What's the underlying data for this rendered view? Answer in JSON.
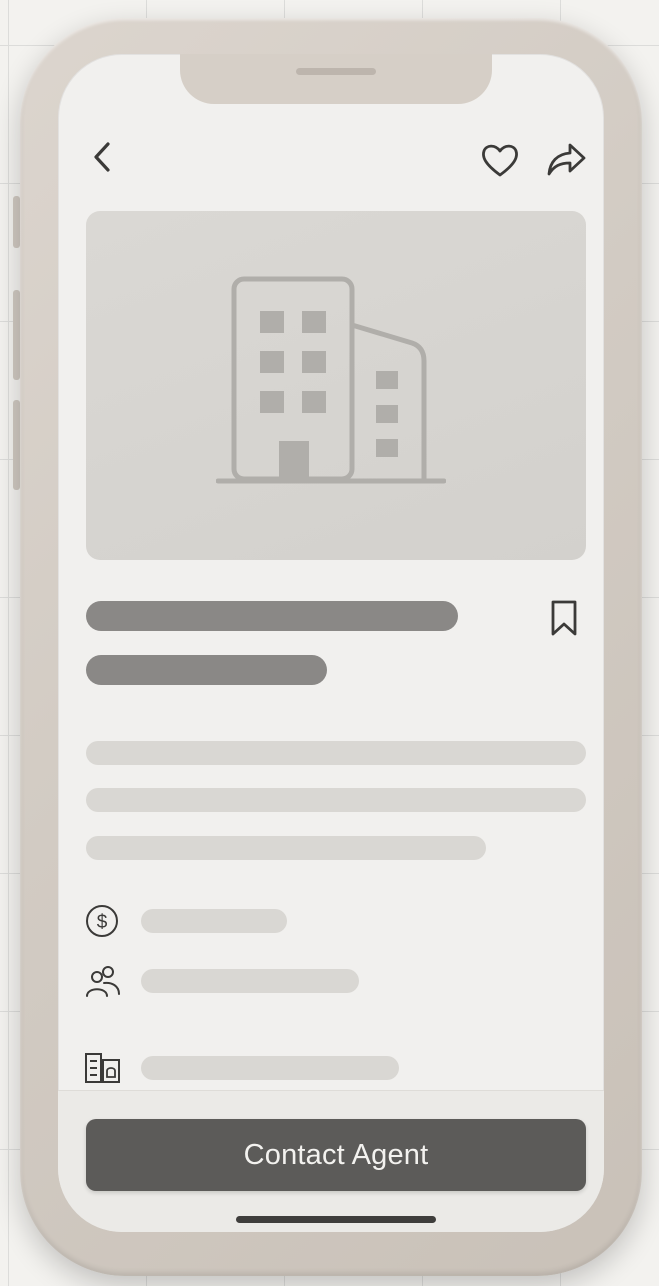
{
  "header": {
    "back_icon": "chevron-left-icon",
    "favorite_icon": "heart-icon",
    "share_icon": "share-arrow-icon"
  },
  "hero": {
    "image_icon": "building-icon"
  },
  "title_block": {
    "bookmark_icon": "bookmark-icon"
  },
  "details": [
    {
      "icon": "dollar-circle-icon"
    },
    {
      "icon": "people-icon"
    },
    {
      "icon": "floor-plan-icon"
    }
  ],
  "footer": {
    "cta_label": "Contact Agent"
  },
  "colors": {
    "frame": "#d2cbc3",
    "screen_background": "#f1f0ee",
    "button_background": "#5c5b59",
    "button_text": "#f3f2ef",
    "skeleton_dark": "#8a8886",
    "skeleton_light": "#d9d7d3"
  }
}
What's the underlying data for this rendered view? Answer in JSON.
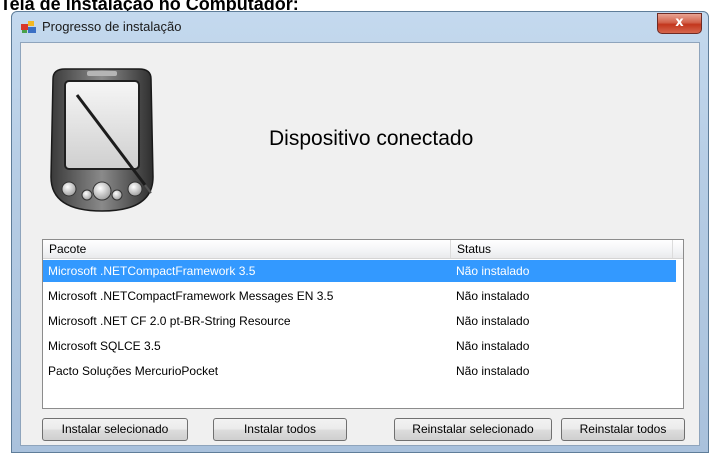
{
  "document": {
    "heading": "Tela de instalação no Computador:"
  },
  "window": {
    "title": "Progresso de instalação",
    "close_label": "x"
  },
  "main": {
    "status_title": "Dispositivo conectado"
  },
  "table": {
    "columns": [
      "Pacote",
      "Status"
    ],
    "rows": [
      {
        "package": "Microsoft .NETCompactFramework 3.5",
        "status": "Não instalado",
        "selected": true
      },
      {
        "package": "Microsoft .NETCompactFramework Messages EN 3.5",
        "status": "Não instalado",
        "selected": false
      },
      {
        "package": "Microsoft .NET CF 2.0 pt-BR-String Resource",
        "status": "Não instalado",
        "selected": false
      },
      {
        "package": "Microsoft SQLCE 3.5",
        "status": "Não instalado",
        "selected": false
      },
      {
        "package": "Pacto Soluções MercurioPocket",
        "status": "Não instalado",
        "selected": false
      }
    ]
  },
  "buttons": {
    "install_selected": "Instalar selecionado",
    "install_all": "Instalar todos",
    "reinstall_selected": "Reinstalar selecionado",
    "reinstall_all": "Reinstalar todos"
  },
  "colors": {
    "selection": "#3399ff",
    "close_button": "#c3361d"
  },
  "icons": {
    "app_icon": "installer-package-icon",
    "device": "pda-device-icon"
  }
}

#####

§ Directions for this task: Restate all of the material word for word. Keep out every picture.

§ Result:
What's the underlying data for this rendered view? Answer in JSON.
{
  "header": {
    "back_icon": "chevron-left-icon",
    "favorite_icon": "heart-icon",
    "share_icon": "share-arrow-icon"
  },
  "hero": {
    "image_icon": "building-icon"
  },
  "title_block": {
    "bookmark_icon": "bookmark-icon"
  },
  "details": [
    {
      "icon": "dollar-circle-icon"
    },
    {
      "icon": "people-icon"
    },
    {
      "icon": "floor-plan-icon"
    }
  ],
  "footer": {
    "cta_label": "Contact Agent"
  },
  "colors": {
    "frame": "#d2cbc3",
    "screen_background": "#f1f0ee",
    "button_background": "#5c5b59",
    "button_text": "#f3f2ef",
    "skeleton_dark": "#8a8886",
    "skeleton_light": "#d9d7d3"
  }
}
What's the underlying data for this rendered view? Answer in JSON.
{
  "document": {
    "heading": "Tela de instalação no Computador:"
  },
  "window": {
    "title": "Progresso de instalação",
    "close_label": "x"
  },
  "main": {
    "status_title": "Dispositivo conectado"
  },
  "table": {
    "columns": [
      "Pacote",
      "Status"
    ],
    "rows": [
      {
        "package": "Microsoft .NETCompactFramework 3.5",
        "status": "Não instalado",
        "selected": true
      },
      {
        "package": "Microsoft .NETCompactFramework Messages EN 3.5",
        "status": "Não instalado",
        "selected": false
      },
      {
        "package": "Microsoft .NET CF 2.0 pt-BR-String Resource",
        "status": "Não instalado",
        "selected": false
      },
      {
        "package": "Microsoft SQLCE 3.5",
        "status": "Não instalado",
        "selected": false
      },
      {
        "package": "Pacto Soluções MercurioPocket",
        "status": "Não instalado",
        "selected": false
      }
    ]
  },
  "buttons": {
    "install_selected": "Instalar selecionado",
    "install_all": "Instalar todos",
    "reinstall_selected": "Reinstalar selecionado",
    "reinstall_all": "Reinstalar todos"
  },
  "colors": {
    "selection": "#3399ff",
    "close_button": "#c3361d"
  },
  "icons": {
    "app_icon": "installer-package-icon",
    "device": "pda-device-icon"
  }
}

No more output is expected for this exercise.